Dataset rows for apps and sites:
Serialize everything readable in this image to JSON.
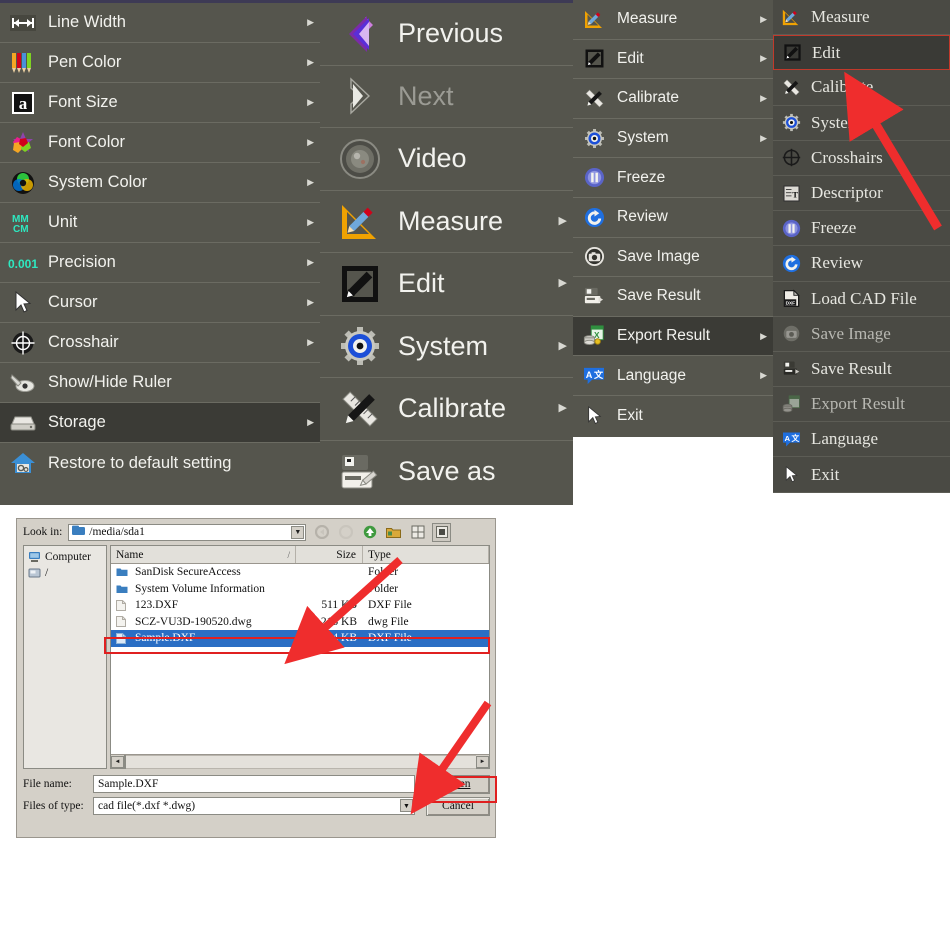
{
  "colors": {
    "menu_bg": "#55554d",
    "menu_bg_dark": "#4a4a44",
    "menu_selected": "#3b3b36",
    "menu_text": "#f2f2ee",
    "menu_text_disabled": "#9b9b94",
    "dialog_bg": "#d4d0c8",
    "selection_blue": "#2a6ec4",
    "annotation_red": "#e02020",
    "accent_purple": "#3d3a55"
  },
  "settings_menu": {
    "name": "Settings / System sub-menu",
    "items": [
      {
        "label": "Line Width",
        "icon": "line-width-icon",
        "arrow": true,
        "selected": false
      },
      {
        "label": "Pen Color",
        "icon": "pen-color-icon",
        "arrow": true,
        "selected": false
      },
      {
        "label": "Font Size",
        "icon": "font-size-icon",
        "arrow": true,
        "selected": false
      },
      {
        "label": "Font Color",
        "icon": "font-color-icon",
        "arrow": true,
        "selected": false
      },
      {
        "label": "System Color",
        "icon": "system-color-icon",
        "arrow": true,
        "selected": false
      },
      {
        "label": "Unit",
        "icon": "unit-icon",
        "arrow": true,
        "selected": false
      },
      {
        "label": "Precision",
        "icon": "precision-icon",
        "arrow": true,
        "selected": false
      },
      {
        "label": "Cursor",
        "icon": "cursor-icon",
        "arrow": true,
        "selected": false
      },
      {
        "label": "Crosshair",
        "icon": "crosshair-icon",
        "arrow": true,
        "selected": false
      },
      {
        "label": "Show/Hide Ruler",
        "icon": "ruler-toggle-icon",
        "arrow": false,
        "selected": false
      },
      {
        "label": "Storage",
        "icon": "storage-icon",
        "arrow": true,
        "selected": true
      },
      {
        "label": "Restore to default setting",
        "icon": "restore-default-icon",
        "arrow": false,
        "selected": false
      }
    ]
  },
  "main_menu": {
    "name": "Main menu (large)",
    "items": [
      {
        "label": "Previous",
        "icon": "previous-icon",
        "arrow": false,
        "disabled": false
      },
      {
        "label": "Next",
        "icon": "next-icon",
        "arrow": false,
        "disabled": true
      },
      {
        "label": "Video",
        "icon": "video-icon",
        "arrow": false,
        "disabled": false
      },
      {
        "label": "Measure",
        "icon": "measure-icon",
        "arrow": true,
        "disabled": false
      },
      {
        "label": "Edit",
        "icon": "edit-icon",
        "arrow": true,
        "disabled": false
      },
      {
        "label": "System",
        "icon": "system-icon",
        "arrow": true,
        "disabled": false
      },
      {
        "label": "Calibrate",
        "icon": "calibrate-icon",
        "arrow": true,
        "disabled": false
      },
      {
        "label": "Save as",
        "icon": "save-as-icon",
        "arrow": false,
        "disabled": false
      }
    ]
  },
  "compact_menu": {
    "name": "Compact menu",
    "items": [
      {
        "label": "Measure",
        "icon": "measure-icon",
        "arrow": true,
        "selected": false
      },
      {
        "label": "Edit",
        "icon": "edit-icon",
        "arrow": true,
        "selected": false
      },
      {
        "label": "Calibrate",
        "icon": "calibrate-icon",
        "arrow": true,
        "selected": false
      },
      {
        "label": "System",
        "icon": "system-icon",
        "arrow": true,
        "selected": false
      },
      {
        "label": "Freeze",
        "icon": "freeze-icon",
        "arrow": false,
        "selected": false
      },
      {
        "label": "Review",
        "icon": "review-icon",
        "arrow": false,
        "selected": false
      },
      {
        "label": "Save Image",
        "icon": "save-image-icon",
        "arrow": false,
        "selected": false
      },
      {
        "label": "Save Result",
        "icon": "save-result-icon",
        "arrow": false,
        "selected": false
      },
      {
        "label": "Export Result",
        "icon": "export-result-icon",
        "arrow": true,
        "selected": true
      },
      {
        "label": "Language",
        "icon": "language-icon",
        "arrow": true,
        "selected": false
      },
      {
        "label": "Exit",
        "icon": "exit-icon",
        "arrow": false,
        "selected": false
      }
    ]
  },
  "extended_menu": {
    "name": "Extended menu with Load CAD File",
    "items": [
      {
        "label": "Measure",
        "icon": "measure-icon",
        "boxed": false,
        "dim": false
      },
      {
        "label": "Edit",
        "icon": "edit-icon",
        "boxed": true,
        "dim": false
      },
      {
        "label": "Calibrate",
        "icon": "calibrate-icon",
        "boxed": false,
        "dim": false
      },
      {
        "label": "System",
        "icon": "system-icon",
        "boxed": false,
        "dim": false
      },
      {
        "label": "Crosshairs",
        "icon": "crosshair-icon",
        "boxed": false,
        "dim": false
      },
      {
        "label": "Descriptor",
        "icon": "descriptor-icon",
        "boxed": false,
        "dim": false
      },
      {
        "label": "Freeze",
        "icon": "freeze-icon",
        "boxed": false,
        "dim": false
      },
      {
        "label": "Review",
        "icon": "review-icon",
        "boxed": false,
        "dim": false
      },
      {
        "label": "Load CAD File",
        "icon": "load-cad-file-icon",
        "boxed": false,
        "dim": false
      },
      {
        "label": "Save Image",
        "icon": "save-image-icon",
        "boxed": false,
        "dim": true
      },
      {
        "label": "Save Result",
        "icon": "save-result-icon",
        "boxed": false,
        "dim": false
      },
      {
        "label": "Export Result",
        "icon": "export-result-icon",
        "boxed": false,
        "dim": true
      },
      {
        "label": "Language",
        "icon": "language-icon",
        "boxed": false,
        "dim": false
      },
      {
        "label": "Exit",
        "icon": "exit-icon",
        "boxed": false,
        "dim": false
      }
    ]
  },
  "file_dialog": {
    "look_in_label": "Look in:",
    "look_in_value": "/media/sda1",
    "toolbar": [
      {
        "name": "back-button",
        "glyph": "◄"
      },
      {
        "name": "forward-button",
        "glyph": "►"
      },
      {
        "name": "parent-directory-button",
        "glyph": "▲"
      },
      {
        "name": "new-folder-button",
        "glyph": "▣"
      },
      {
        "name": "list-view-button",
        "glyph": "▤"
      },
      {
        "name": "detail-view-button",
        "glyph": "▦"
      }
    ],
    "sidebar": [
      {
        "label": "Computer",
        "icon": "computer-icon"
      },
      {
        "label": "/",
        "icon": "drive-icon"
      }
    ],
    "columns": [
      "Name",
      "Size",
      "Type"
    ],
    "files": [
      {
        "name": "SanDisk SecureAccess",
        "size": "",
        "type": "Folder",
        "icon": "folder-icon",
        "selected": false
      },
      {
        "name": "System Volume Information",
        "size": "",
        "type": "Folder",
        "icon": "folder-icon",
        "selected": false
      },
      {
        "name": "123.DXF",
        "size": "511 KB",
        "type": "DXF File",
        "icon": "file-icon",
        "selected": false
      },
      {
        "name": "SCZ-VU3D-190520.dwg",
        "size": "213 KB",
        "type": "dwg File",
        "icon": "file-icon",
        "selected": false
      },
      {
        "name": "Sample.DXF",
        "size": "204 KB",
        "type": "DXF File",
        "icon": "file-icon",
        "selected": true
      }
    ],
    "file_name_label": "File name:",
    "file_name_value": "Sample.DXF",
    "files_of_type_label": "Files of type:",
    "files_of_type_value": "cad file(*.dxf *.dwg)",
    "open_button": "Open",
    "cancel_button": "Cancel"
  }
}
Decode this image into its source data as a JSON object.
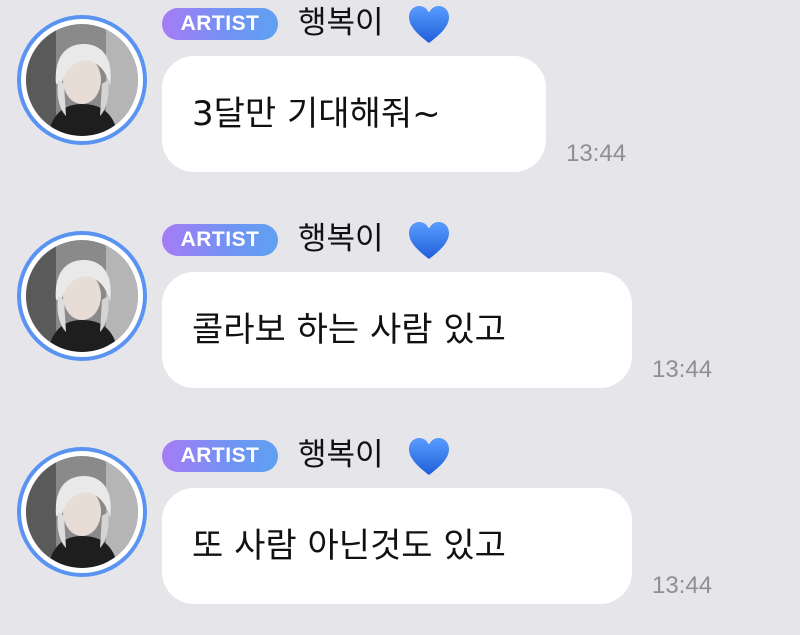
{
  "messages": [
    {
      "badge": "ARTIST",
      "sender": "행복이",
      "text": "3달만 기대해줘~",
      "time": "13:44"
    },
    {
      "badge": "ARTIST",
      "sender": "행복이",
      "text": "콜라보 하는 사람 있고",
      "time": "13:44"
    },
    {
      "badge": "ARTIST",
      "sender": "행복이",
      "text": "또 사람 아닌것도 있고",
      "time": "13:44"
    }
  ],
  "icons": {
    "heart": "blue-heart-icon"
  },
  "colors": {
    "background": "#e5e5ea",
    "bubble": "#ffffff",
    "avatar_ring": "#5b93f2",
    "badge_gradient_start": "#a67cf6",
    "badge_gradient_end": "#5ea1f2",
    "heart": "#2b6ee8",
    "timestamp": "#8e8e93"
  }
}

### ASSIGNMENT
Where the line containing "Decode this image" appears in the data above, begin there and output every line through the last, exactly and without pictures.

### SOLUTION FOR THIS TASK
Decode this image into its source data as a JSON object.
{
  "messages": [
    {
      "badge": "ARTIST",
      "sender": "행복이",
      "text": "3달만 기대해줘~",
      "time": "13:44"
    },
    {
      "badge": "ARTIST",
      "sender": "행복이",
      "text": "콜라보 하는 사람 있고",
      "time": "13:44"
    },
    {
      "badge": "ARTIST",
      "sender": "행복이",
      "text": "또 사람 아닌것도 있고",
      "time": "13:44"
    }
  ],
  "icons": {
    "heart": "blue-heart-icon"
  },
  "colors": {
    "background": "#e5e5ea",
    "bubble": "#ffffff",
    "avatar_ring": "#5b93f2",
    "badge_gradient_start": "#a67cf6",
    "badge_gradient_end": "#5ea1f2",
    "heart": "#2b6ee8",
    "timestamp": "#8e8e93"
  }
}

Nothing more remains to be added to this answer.